WHAT IS REQUIRED: Show every line in the records below that contains the word "zwierzęta".

[Data records]

== Segment start ==

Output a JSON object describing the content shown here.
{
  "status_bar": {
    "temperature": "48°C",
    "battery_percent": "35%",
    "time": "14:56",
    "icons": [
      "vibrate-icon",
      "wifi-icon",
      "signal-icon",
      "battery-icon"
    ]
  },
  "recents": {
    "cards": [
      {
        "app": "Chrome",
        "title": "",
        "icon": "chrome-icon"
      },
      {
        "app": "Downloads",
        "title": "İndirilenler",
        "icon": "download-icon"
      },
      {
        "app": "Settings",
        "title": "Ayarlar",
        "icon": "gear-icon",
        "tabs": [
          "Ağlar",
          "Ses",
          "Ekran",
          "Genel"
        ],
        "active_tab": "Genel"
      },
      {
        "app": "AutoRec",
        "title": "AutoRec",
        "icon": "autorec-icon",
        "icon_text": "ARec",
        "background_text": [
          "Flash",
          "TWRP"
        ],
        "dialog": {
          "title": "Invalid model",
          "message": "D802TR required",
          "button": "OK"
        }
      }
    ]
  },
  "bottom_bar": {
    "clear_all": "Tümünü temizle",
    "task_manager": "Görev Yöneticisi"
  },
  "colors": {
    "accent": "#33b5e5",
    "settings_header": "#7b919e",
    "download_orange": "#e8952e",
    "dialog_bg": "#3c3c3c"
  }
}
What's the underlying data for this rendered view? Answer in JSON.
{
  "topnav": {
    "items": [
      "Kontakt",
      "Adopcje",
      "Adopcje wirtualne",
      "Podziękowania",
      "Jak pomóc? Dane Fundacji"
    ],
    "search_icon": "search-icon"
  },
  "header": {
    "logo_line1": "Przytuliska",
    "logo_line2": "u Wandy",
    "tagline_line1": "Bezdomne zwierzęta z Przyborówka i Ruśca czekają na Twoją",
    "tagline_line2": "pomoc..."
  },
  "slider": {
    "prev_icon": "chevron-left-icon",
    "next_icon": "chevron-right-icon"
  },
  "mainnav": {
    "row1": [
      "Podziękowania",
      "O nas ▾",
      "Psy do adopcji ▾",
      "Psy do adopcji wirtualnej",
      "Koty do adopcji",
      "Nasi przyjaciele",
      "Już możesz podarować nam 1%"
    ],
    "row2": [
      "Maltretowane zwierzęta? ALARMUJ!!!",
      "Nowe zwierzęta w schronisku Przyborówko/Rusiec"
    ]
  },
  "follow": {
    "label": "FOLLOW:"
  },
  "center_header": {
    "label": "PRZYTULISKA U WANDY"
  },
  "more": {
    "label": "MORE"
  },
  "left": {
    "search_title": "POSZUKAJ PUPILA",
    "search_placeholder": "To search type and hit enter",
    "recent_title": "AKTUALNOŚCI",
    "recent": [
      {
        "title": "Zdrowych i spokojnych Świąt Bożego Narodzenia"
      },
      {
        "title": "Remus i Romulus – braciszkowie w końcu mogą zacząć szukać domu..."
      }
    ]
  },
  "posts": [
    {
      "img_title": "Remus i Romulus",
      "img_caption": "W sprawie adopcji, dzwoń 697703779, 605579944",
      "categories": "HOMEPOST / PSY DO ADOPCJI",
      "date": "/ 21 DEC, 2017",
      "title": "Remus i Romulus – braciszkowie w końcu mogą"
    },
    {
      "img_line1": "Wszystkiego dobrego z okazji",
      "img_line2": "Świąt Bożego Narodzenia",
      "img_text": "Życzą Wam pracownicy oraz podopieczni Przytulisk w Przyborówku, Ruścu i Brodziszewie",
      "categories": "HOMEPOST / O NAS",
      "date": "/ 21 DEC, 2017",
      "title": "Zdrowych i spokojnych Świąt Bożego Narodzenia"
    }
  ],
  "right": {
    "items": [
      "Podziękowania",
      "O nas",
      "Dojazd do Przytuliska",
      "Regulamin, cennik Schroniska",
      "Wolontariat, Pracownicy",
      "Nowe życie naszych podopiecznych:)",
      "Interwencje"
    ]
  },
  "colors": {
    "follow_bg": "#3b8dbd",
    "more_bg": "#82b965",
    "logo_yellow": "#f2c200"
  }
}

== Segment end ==

SOLUTION TO THIS TASK:
    "tagline_line1": "Bezdomne zwierzęta z Przyborówka i Ruśca czekają na Twoją",
      "Maltretowane zwierzęta? ALARMUJ!!!",
      "Nowe zwierzęta w schronisku Przyborówko/Rusiec"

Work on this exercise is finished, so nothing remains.